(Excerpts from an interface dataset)
- - -
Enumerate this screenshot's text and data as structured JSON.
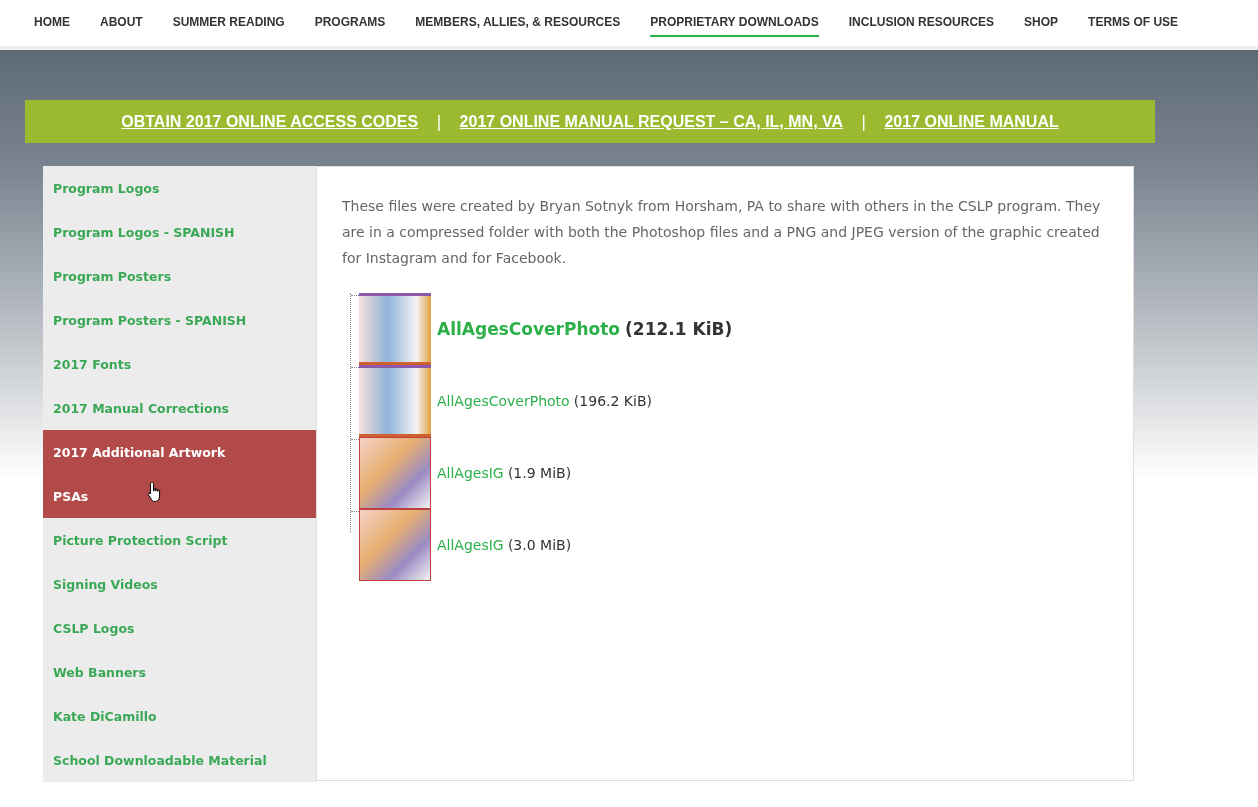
{
  "nav": {
    "items": [
      {
        "label": "HOME",
        "selected": false
      },
      {
        "label": "ABOUT",
        "selected": false
      },
      {
        "label": "SUMMER READING",
        "selected": false
      },
      {
        "label": "PROGRAMS",
        "selected": false
      },
      {
        "label": "MEMBERS, ALLIES, & RESOURCES",
        "selected": false
      },
      {
        "label": "PROPRIETARY DOWNLOADS",
        "selected": true
      },
      {
        "label": "INCLUSION RESOURCES",
        "selected": false
      },
      {
        "label": "SHOP",
        "selected": false
      },
      {
        "label": "TERMS OF USE",
        "selected": false
      }
    ]
  },
  "banner": {
    "links": [
      "OBTAIN 2017 ONLINE ACCESS CODES",
      "2017 ONLINE MANUAL REQUEST – CA, IL, MN, VA",
      "2017 ONLINE MANUAL"
    ],
    "separator": "|"
  },
  "sidebar": {
    "items": [
      {
        "label": "Program Logos",
        "highlighted": false
      },
      {
        "label": "Program Logos - SPANISH",
        "highlighted": false
      },
      {
        "label": "Program Posters",
        "highlighted": false
      },
      {
        "label": "Program Posters - SPANISH",
        "highlighted": false
      },
      {
        "label": "2017 Fonts",
        "highlighted": false
      },
      {
        "label": "2017 Manual Corrections",
        "highlighted": false
      },
      {
        "label": "2017 Additional Artwork",
        "highlighted": true
      },
      {
        "label": "PSAs",
        "highlighted": true
      },
      {
        "label": "Picture Protection Script",
        "highlighted": false
      },
      {
        "label": "Signing Videos",
        "highlighted": false
      },
      {
        "label": "CSLP Logos",
        "highlighted": false
      },
      {
        "label": "Web Banners",
        "highlighted": false
      },
      {
        "label": "Kate DiCamillo",
        "highlighted": false
      },
      {
        "label": "School Downloadable Material",
        "highlighted": false
      }
    ]
  },
  "content": {
    "description": "These files were created by Bryan Sotnyk from Horsham, PA to share with others in the CSLP program. They are in a compressed folder with both the Photoshop files and a PNG and JPEG version of the graphic created for Instagram and for Facebook.",
    "files": [
      {
        "name": "AllAgesCoverPhoto",
        "size": "(212.1 KiB)",
        "emphasized": true,
        "kind": "wide"
      },
      {
        "name": "AllAgesCoverPhoto",
        "size": "(196.2 KiB)",
        "emphasized": false,
        "kind": "wide"
      },
      {
        "name": "AllAgesIG",
        "size": "(1.9 MiB)",
        "emphasized": false,
        "kind": "square"
      },
      {
        "name": "AllAgesIG",
        "size": "(3.0 MiB)",
        "emphasized": false,
        "kind": "square"
      }
    ]
  }
}
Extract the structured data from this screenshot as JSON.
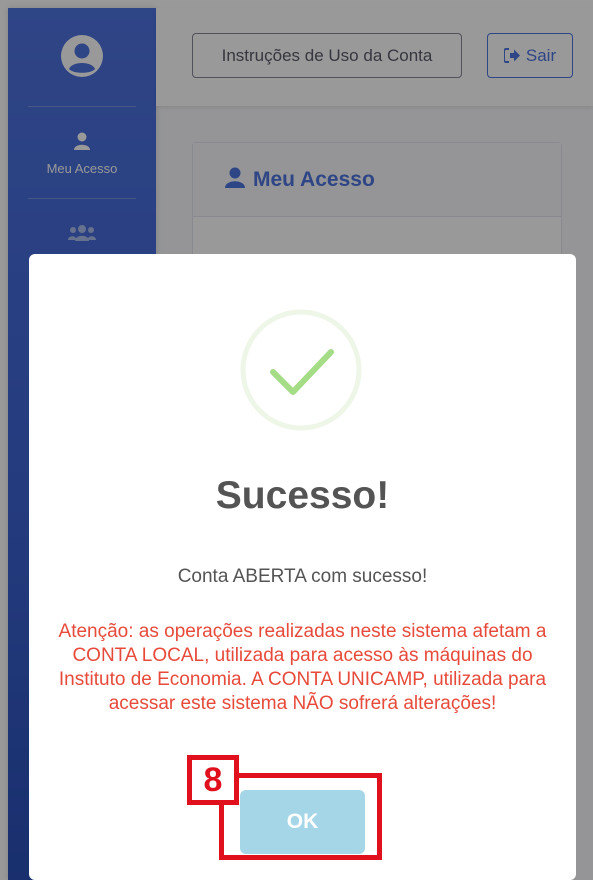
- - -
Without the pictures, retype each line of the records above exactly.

Written answer
Enumerate this screenshot's text and data as structured JSON.
{
  "nav": {
    "items": [
      {
        "label": "HOME",
        "selected": false
      },
      {
        "label": "ABOUT",
        "selected": false
      },
      {
        "label": "SUMMER READING",
        "selected": false
      },
      {
        "label": "PROGRAMS",
        "selected": false
      },
      {
        "label": "MEMBERS, ALLIES, & RESOURCES",
        "selected": false
      },
      {
        "label": "PROPRIETARY DOWNLOADS",
        "selected": true
      },
      {
        "label": "INCLUSION RESOURCES",
        "selected": false
      },
      {
        "label": "SHOP",
        "selected": false
      },
      {
        "label": "TERMS OF USE",
        "selected": false
      }
    ]
  },
  "banner": {
    "links": [
      "OBTAIN 2017 ONLINE ACCESS CODES",
      "2017 ONLINE MANUAL REQUEST – CA, IL, MN, VA",
      "2017 ONLINE MANUAL"
    ],
    "separator": "|"
  },
  "sidebar": {
    "items": [
      {
        "label": "Program Logos",
        "highlighted": false
      },
      {
        "label": "Program Logos - SPANISH",
        "highlighted": false
      },
      {
        "label": "Program Posters",
        "highlighted": false
      },
      {
        "label": "Program Posters - SPANISH",
        "highlighted": false
      },
      {
        "label": "2017 Fonts",
        "highlighted": false
      },
      {
        "label": "2017 Manual Corrections",
        "highlighted": false
      },
      {
        "label": "2017 Additional Artwork",
        "highlighted": true
      },
      {
        "label": "PSAs",
        "highlighted": true
      },
      {
        "label": "Picture Protection Script",
        "highlighted": false
      },
      {
        "label": "Signing Videos",
        "highlighted": false
      },
      {
        "label": "CSLP Logos",
        "highlighted": false
      },
      {
        "label": "Web Banners",
        "highlighted": false
      },
      {
        "label": "Kate DiCamillo",
        "highlighted": false
      },
      {
        "label": "School Downloadable Material",
        "highlighted": false
      }
    ]
  },
  "content": {
    "description": "These files were created by Bryan Sotnyk from Horsham, PA to share with others in the CSLP program. They are in a compressed folder with both the Photoshop files and a PNG and JPEG version of the graphic created for Instagram and for Facebook.",
    "files": [
      {
        "name": "AllAgesCoverPhoto",
        "size": "(212.1 KiB)",
        "emphasized": true,
        "kind": "wide"
      },
      {
        "name": "AllAgesCoverPhoto",
        "size": "(196.2 KiB)",
        "emphasized": false,
        "kind": "wide"
      },
      {
        "name": "AllAgesIG",
        "size": "(1.9 MiB)",
        "emphasized": false,
        "kind": "square"
      },
      {
        "name": "AllAgesIG",
        "size": "(3.0 MiB)",
        "emphasized": false,
        "kind": "square"
      }
    ]
  }
}
Extract the structured data from this screenshot as JSON.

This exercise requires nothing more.